Detroit may be nicknamed Motown and be known worldwide as the heart of the American automotive industry, but today, there are only three auto manufacturing facilities that have part of their footprint within Detroit city limits, and just one major plant entirely within the city's borders. That plant is Chrysler's Jefferson North plant, the home of the Jeep Grand Cherokee and Dodge Durango SUVs.
Located on Detroit's east side, the plant is in the middle of a neglected, high-crime neighborhood, surrounded by numerous abandoned houses and boarded-up storefronts. But Jefferson North has defied the odds to become one of Chrysler's most productive plants, and a key profit source for the company.
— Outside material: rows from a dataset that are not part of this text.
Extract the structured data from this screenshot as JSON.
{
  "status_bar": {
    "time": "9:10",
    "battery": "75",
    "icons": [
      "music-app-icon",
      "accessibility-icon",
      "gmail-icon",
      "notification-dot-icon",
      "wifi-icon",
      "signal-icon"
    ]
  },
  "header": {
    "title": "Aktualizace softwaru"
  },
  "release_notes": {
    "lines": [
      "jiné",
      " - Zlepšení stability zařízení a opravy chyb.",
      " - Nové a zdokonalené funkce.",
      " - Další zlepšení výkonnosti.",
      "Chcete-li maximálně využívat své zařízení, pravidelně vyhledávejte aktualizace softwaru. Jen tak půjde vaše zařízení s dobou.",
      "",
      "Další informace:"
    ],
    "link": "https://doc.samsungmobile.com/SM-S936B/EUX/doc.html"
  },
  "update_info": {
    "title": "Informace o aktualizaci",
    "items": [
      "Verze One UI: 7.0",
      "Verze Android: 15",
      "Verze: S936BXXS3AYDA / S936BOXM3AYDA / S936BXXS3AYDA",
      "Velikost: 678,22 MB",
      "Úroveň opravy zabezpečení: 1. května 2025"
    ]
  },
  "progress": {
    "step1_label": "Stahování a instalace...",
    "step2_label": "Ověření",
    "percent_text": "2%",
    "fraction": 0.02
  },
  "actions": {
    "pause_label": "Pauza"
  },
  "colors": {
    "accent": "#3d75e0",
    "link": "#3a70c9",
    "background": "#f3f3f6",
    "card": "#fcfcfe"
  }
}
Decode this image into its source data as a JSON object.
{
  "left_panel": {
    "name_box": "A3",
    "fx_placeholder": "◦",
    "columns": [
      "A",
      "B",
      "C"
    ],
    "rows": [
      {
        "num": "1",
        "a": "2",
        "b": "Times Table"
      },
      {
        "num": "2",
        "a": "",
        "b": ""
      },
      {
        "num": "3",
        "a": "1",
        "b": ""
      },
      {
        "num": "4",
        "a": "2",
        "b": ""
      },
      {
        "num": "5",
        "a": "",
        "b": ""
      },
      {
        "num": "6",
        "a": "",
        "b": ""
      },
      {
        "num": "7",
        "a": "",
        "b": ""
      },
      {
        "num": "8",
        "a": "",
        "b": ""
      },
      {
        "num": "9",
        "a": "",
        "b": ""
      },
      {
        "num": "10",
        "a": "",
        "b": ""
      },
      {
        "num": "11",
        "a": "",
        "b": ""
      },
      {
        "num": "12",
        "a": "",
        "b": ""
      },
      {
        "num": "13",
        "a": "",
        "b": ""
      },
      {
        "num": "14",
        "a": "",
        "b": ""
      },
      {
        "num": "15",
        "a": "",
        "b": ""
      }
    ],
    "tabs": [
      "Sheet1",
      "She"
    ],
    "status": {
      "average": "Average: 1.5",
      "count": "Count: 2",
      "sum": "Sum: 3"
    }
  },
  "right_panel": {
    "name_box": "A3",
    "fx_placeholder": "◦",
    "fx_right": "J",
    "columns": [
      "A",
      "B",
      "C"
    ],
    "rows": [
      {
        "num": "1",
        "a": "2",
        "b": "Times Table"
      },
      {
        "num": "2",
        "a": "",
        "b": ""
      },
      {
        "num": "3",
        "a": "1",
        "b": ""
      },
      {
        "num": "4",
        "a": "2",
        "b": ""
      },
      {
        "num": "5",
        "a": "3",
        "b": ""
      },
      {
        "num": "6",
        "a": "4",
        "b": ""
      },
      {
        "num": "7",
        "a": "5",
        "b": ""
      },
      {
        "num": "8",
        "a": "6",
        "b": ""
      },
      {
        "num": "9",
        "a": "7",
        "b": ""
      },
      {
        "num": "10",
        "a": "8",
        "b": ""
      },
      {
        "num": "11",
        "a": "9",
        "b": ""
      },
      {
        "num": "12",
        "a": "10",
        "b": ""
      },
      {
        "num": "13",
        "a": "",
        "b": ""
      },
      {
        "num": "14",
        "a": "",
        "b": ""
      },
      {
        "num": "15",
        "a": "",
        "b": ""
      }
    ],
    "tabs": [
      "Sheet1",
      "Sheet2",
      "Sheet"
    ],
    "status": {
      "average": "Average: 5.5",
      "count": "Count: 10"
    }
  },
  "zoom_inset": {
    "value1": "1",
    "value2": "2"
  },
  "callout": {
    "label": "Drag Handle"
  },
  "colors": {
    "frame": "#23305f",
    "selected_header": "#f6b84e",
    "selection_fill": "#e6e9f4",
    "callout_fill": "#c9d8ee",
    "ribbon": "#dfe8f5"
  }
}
The plant employs 4600 workers, a third of whom live within Detroit proper.
New York Times writer Bill Vlasic has written a profile on the plant and its workers as a success story of the post-bailout Detroit and as an example of the nascent comeback in the embattled Midwestern industrial city, which still suffers from 16-percent unemployment and has recently gone into state-ordered emergency management.
The plant's success also defies convention by having a fully UAW represented workforce, and being located in a heavily pro-union state. The sparsely traveled streets surrounding the plant are actually beneficial in moving carrier trucks loaded with new cars out of the plant.
Chrysler also builds the SRT Viper in Detroit at the Conner Ave. assembly plant. The only other plant partially within the Detroit city limits is General Motors' Hamtramck plant, which builds the Chevrolet Volt, Malibu, and Impala, and will build the 2014 Cadillac ELR plug-in hybrid.
Source: New York Times